Through Civita’s agency, ST drawings are published for the first time in US periodicals— Harper’s Bazaar (March 15), LIFE (September 27), and Town & Country (October)—as well as the Brazilian magazine Sombra.
March, passes his thesis exam at the Politecnico and receives his doctorate in architecture the following month. The diploma is made out to “Saul Steinberg…of the Hebrew race.”
Graduation ends his legal residence in Italy and he must find refuge elsewhere. His family and Civita fail to get him a US visa. Henrietta Danson enlists the aid of her boss, newspaper publisher Cornelius Vanderbilt, Jr. Along with Civita, they approach the Dominican Republic Resettlement Association.
July, receives a visa for the Dominican Republic and, from his family and Civita, a ticket on a boat leaving Lisbon for Ciudad Trujillo (now Santo Domingo) via New York. ST must obtain Spanish and Portuguese transit visas to get to Lisbon and a US transit visa to pass through New York.
September 6-7, with all but the US transit visa in hand, flies to Lisbon, but the Portuguese authorities stop him at the airport and force him to return to Milan. In May, his application for a tourist visa had been rejected because Portugal did not want an influx of “undesirable” Romanian Jews and he had been placed on an unwanted list by the secret police. The new transit visa had been issued in error. ST never knew why he had been turned back, but he always remembered September 6 as “my most dramatic disaster—my black Friday.”
November, Bertoldo and Settebello resume publishing his drawings, but without signature; also publishes a few works in other Italian newspapers and magazines.

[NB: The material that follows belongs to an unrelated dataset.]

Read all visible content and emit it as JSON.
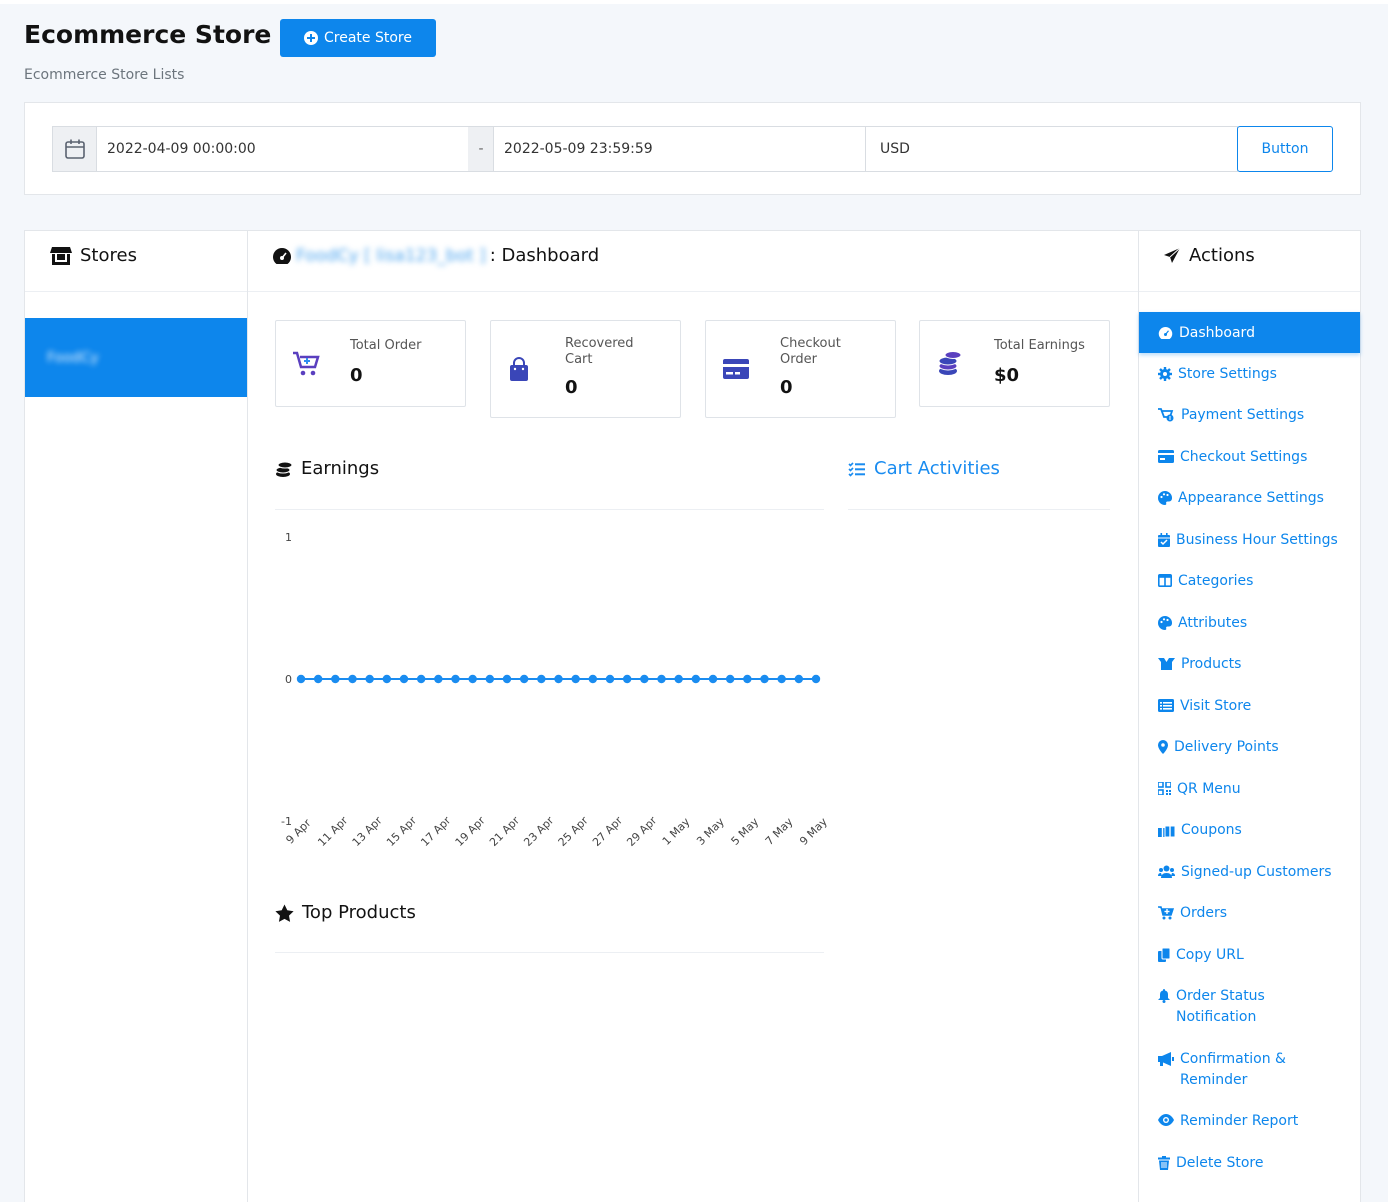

December, the Romanian legation in Rome refuses to renew his passport. He is now officially stateless and subject to arrest and internment; sometimes lives in his apartment but also hides in the homes of friends. Spends time with Ada, Buzzi, and other friends; reads, visits galleries, and goes to the movies.